The records below are to be output exactly, except for their pictures.

==== RECORDS TO PROCESS

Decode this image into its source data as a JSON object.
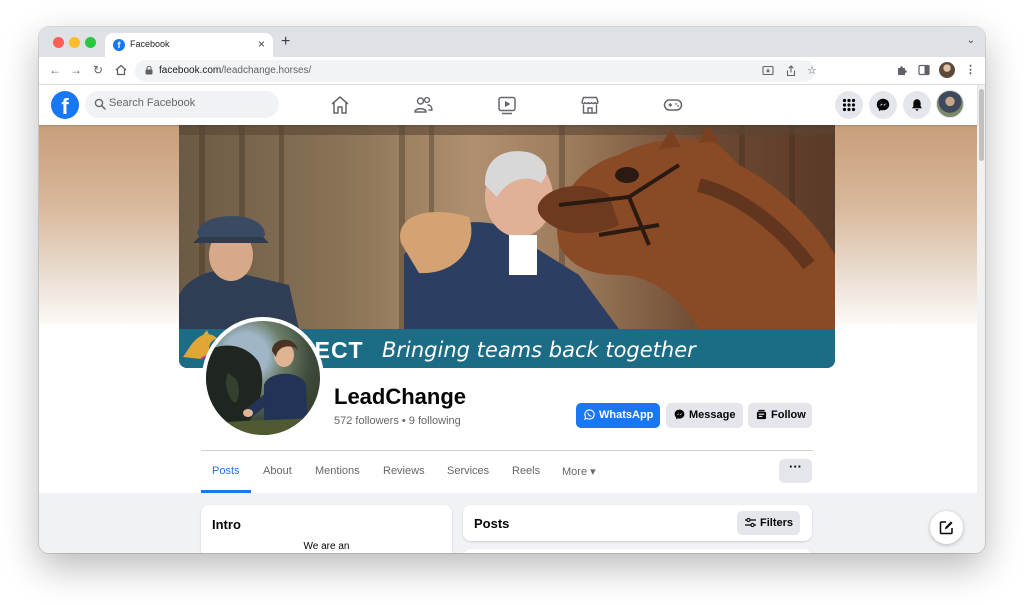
{
  "browser": {
    "tab_title": "Facebook",
    "tab_close": "×",
    "new_tab": "+",
    "tab_menu": "⌄",
    "url_domain": "facebook.com",
    "url_path": "/leadchange.horses/"
  },
  "fb": {
    "logo_letter": "f",
    "search_placeholder": "Search Facebook"
  },
  "cover": {
    "banner_strong": "NECT",
    "banner_text": "Bringing teams back together"
  },
  "profile": {
    "name": "LeadChange",
    "stats": "572 followers • 9 following",
    "buttons": {
      "whatsapp": "WhatsApp",
      "message": "Message",
      "follow": "Follow"
    },
    "more_label": "···"
  },
  "tabs": [
    {
      "label": "Posts"
    },
    {
      "label": "About"
    },
    {
      "label": "Mentions"
    },
    {
      "label": "Reviews"
    },
    {
      "label": "Services"
    },
    {
      "label": "Reels"
    },
    {
      "label": "More ▾"
    }
  ],
  "intro": {
    "title": "Intro",
    "text": "We are an"
  },
  "posts": {
    "title": "Posts",
    "filters_label": "Filters"
  },
  "colors": {
    "fb_blue": "#1877f2",
    "banner_teal": "#1c6c86",
    "page_bg": "#f0f2f5"
  }
}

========

§ **FINAL ANSWER**:
Decode this image into its source data as a JSON object.
{
  "browser": {
    "tab_title": "Facebook",
    "tab_close": "×",
    "new_tab": "+",
    "tab_menu": "⌄",
    "url_domain": "facebook.com",
    "url_path": "/leadchange.horses/"
  },
  "fb": {
    "logo_letter": "f",
    "search_placeholder": "Search Facebook"
  },
  "cover": {
    "banner_strong": "NECT",
    "banner_text": "Bringing teams back together"
  },
  "profile": {
    "name": "LeadChange",
    "stats": "572 followers • 9 following",
    "buttons": {
      "whatsapp": "WhatsApp",
      "message": "Message",
      "follow": "Follow"
    },
    "more_label": "···"
  },
  "tabs": [
    {
      "label": "Posts"
    },
    {
      "label": "About"
    },
    {
      "label": "Mentions"
    },
    {
      "label": "Reviews"
    },
    {
      "label": "Services"
    },
    {
      "label": "Reels"
    },
    {
      "label": "More ▾"
    }
  ],
  "intro": {
    "title": "Intro",
    "text": "We are an"
  },
  "posts": {
    "title": "Posts",
    "filters_label": "Filters"
  },
  "colors": {
    "fb_blue": "#1877f2",
    "banner_teal": "#1c6c86",
    "page_bg": "#f0f2f5"
  }
}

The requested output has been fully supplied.